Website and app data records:
====
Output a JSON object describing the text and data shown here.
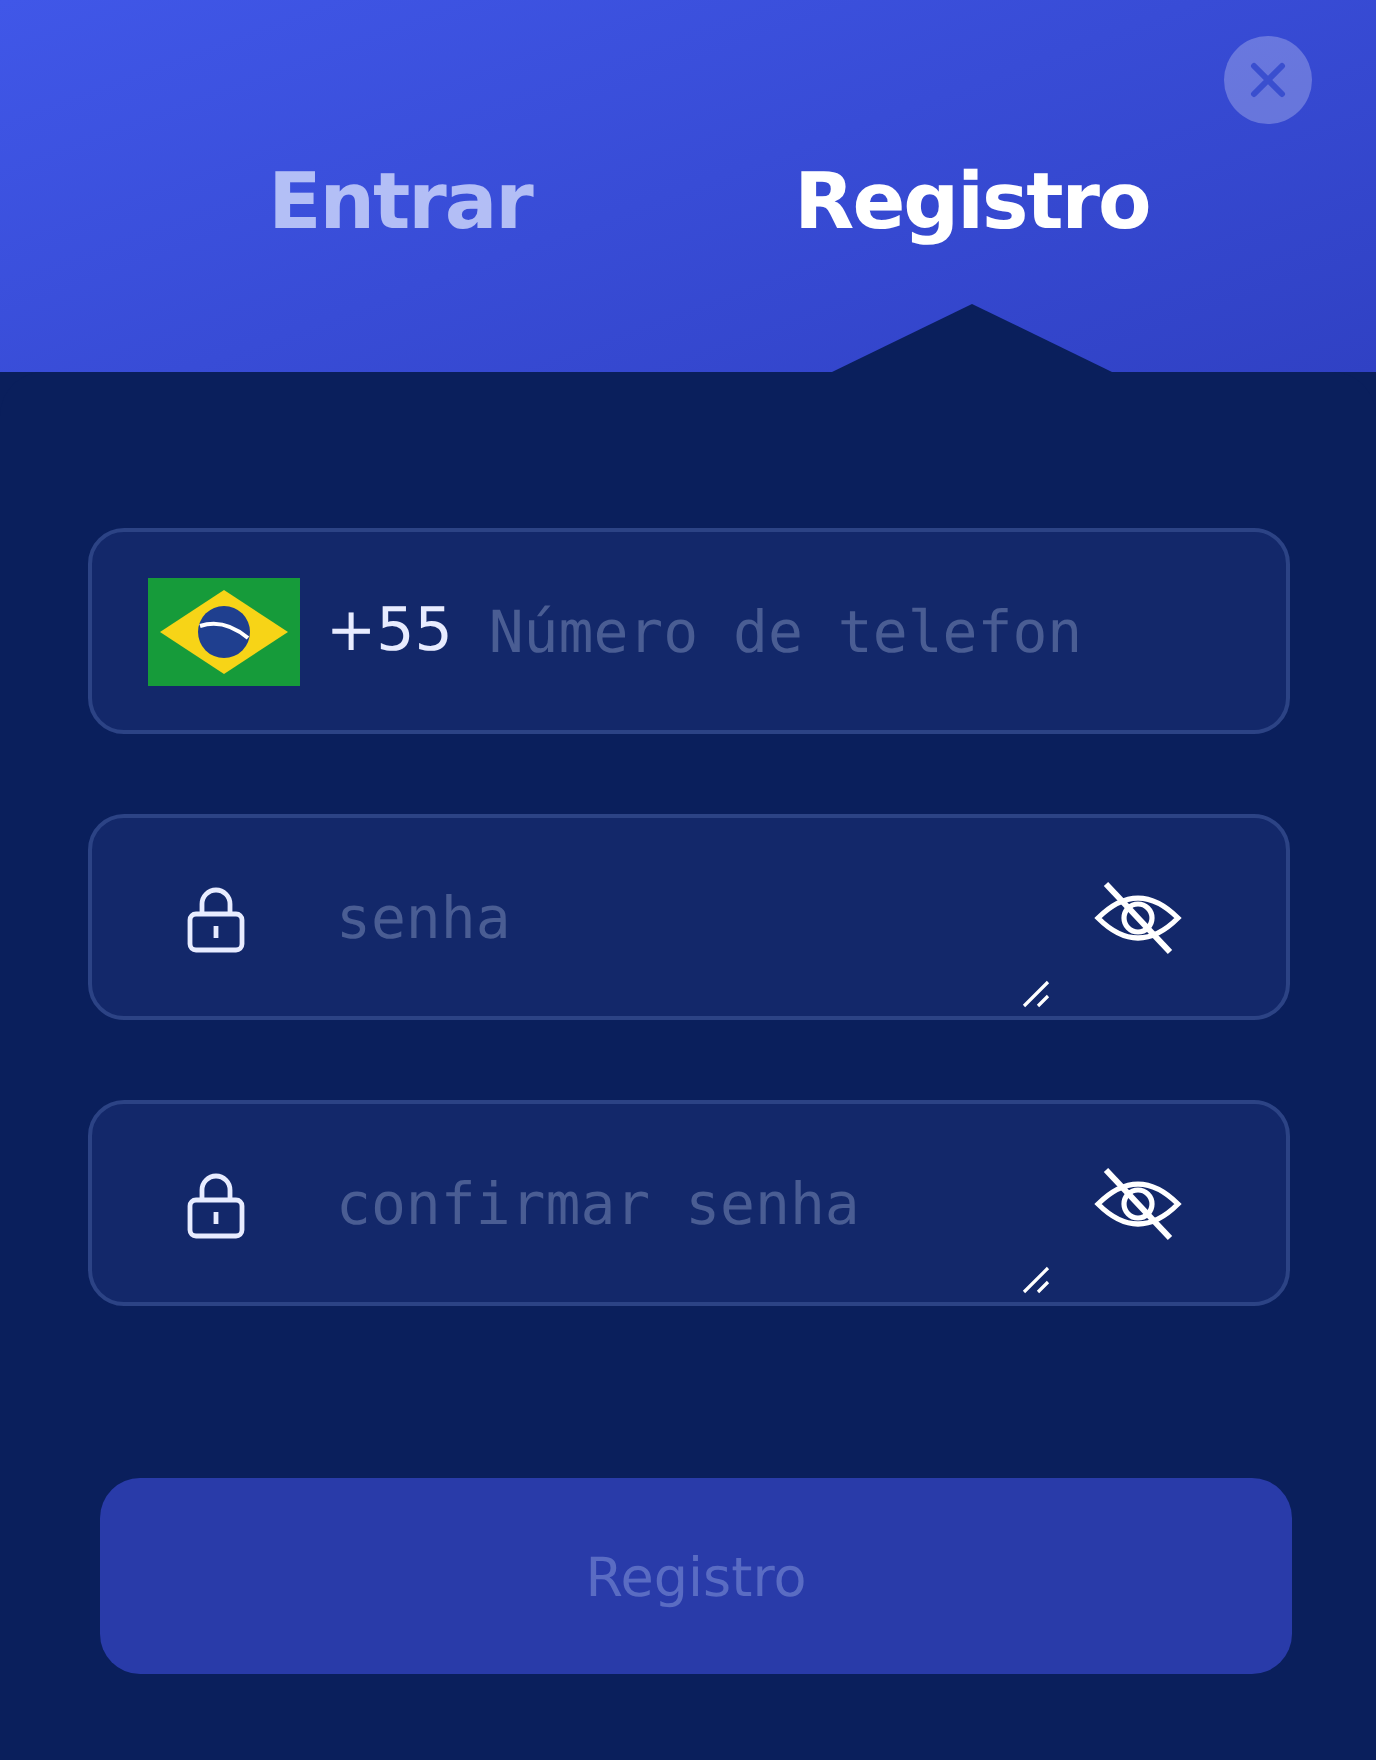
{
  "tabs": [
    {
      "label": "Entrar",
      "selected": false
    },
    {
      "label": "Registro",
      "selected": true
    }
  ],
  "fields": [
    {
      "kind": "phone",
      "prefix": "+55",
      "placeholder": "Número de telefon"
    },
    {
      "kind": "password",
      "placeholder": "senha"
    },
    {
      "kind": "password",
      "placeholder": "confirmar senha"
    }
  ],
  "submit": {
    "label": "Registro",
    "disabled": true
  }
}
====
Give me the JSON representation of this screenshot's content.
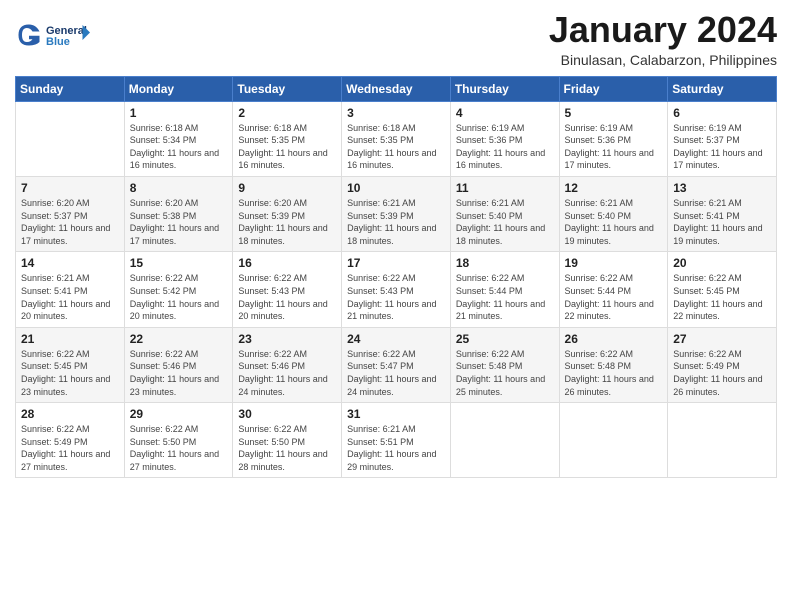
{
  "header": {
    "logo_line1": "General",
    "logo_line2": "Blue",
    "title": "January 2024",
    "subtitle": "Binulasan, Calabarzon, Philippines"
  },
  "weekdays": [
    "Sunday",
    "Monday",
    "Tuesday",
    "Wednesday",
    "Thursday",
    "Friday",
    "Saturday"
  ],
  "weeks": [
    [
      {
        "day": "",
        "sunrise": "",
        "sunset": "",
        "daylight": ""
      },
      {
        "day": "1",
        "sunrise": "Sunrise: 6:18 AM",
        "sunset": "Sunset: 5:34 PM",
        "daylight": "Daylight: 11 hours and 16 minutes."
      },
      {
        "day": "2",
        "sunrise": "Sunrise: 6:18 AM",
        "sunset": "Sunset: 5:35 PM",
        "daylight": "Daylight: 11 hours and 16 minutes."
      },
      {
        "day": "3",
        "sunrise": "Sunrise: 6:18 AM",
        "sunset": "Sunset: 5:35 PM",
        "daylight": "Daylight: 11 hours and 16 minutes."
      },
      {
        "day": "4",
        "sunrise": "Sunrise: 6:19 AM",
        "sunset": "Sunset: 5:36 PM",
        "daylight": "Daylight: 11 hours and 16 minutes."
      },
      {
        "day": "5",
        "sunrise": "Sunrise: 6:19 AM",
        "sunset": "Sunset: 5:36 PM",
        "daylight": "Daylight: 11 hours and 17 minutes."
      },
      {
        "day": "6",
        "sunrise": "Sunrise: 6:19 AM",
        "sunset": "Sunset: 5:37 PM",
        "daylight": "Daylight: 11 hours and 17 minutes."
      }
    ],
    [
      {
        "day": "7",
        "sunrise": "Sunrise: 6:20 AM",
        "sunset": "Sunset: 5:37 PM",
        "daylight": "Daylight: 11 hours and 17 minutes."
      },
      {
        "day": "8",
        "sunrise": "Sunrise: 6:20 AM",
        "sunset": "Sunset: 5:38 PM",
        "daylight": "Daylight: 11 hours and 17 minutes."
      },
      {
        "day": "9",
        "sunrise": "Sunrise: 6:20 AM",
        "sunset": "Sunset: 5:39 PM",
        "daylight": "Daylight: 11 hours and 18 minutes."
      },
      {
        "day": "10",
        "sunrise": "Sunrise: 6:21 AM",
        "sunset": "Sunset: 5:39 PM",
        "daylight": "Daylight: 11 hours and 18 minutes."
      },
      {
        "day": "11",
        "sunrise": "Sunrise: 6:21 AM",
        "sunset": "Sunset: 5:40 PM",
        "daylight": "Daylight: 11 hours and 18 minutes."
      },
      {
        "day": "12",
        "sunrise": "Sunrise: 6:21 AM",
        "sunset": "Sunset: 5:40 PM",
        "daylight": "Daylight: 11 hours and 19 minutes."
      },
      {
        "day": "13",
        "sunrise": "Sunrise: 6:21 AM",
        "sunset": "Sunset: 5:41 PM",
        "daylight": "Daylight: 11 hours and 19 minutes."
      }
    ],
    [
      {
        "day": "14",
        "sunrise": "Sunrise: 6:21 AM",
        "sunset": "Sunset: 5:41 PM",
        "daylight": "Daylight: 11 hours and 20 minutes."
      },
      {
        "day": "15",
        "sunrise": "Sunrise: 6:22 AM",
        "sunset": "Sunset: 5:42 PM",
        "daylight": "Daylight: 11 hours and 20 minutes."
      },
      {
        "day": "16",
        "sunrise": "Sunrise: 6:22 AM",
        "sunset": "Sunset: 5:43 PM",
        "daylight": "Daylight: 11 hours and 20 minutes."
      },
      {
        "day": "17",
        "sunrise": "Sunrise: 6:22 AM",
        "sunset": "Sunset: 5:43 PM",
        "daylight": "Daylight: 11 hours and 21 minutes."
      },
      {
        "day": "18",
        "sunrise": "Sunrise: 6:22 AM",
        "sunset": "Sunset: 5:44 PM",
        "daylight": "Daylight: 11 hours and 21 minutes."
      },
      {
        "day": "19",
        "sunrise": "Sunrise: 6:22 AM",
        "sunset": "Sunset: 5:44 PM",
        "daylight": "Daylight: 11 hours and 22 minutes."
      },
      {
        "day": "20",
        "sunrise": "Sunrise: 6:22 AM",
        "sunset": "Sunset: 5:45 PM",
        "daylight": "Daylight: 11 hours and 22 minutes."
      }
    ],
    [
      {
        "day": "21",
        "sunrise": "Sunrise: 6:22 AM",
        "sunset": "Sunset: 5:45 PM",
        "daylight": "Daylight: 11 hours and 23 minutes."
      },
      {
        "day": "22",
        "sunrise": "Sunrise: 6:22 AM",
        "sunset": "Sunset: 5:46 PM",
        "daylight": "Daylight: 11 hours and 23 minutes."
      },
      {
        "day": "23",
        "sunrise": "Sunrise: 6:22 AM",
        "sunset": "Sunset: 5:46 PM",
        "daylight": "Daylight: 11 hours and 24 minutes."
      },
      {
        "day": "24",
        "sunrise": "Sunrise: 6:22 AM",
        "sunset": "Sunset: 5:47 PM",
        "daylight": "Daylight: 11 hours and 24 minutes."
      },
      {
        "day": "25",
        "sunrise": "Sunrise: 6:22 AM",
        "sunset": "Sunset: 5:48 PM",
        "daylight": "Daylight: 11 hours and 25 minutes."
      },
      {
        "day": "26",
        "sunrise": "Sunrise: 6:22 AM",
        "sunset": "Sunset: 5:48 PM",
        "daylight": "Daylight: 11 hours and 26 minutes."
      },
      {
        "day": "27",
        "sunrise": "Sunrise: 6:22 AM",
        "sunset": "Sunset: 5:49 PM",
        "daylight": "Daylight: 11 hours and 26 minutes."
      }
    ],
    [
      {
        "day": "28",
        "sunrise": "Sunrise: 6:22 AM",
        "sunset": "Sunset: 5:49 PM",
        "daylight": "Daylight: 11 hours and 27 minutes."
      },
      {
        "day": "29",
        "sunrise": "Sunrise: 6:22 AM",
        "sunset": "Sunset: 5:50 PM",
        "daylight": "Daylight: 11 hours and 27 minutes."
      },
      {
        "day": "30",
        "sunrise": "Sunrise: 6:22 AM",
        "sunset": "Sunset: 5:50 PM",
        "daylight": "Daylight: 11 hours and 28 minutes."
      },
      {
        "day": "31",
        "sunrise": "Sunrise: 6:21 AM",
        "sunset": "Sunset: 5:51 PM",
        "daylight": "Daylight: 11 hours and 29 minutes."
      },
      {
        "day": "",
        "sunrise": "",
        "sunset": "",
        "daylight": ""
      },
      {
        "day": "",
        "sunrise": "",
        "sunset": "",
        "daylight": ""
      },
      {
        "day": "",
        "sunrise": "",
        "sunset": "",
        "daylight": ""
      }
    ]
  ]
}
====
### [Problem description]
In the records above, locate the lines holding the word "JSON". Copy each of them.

### [Response for this exercise]
Output a JSON object describing the text and data shown here.
Give me the JSON representation of this screenshot's content.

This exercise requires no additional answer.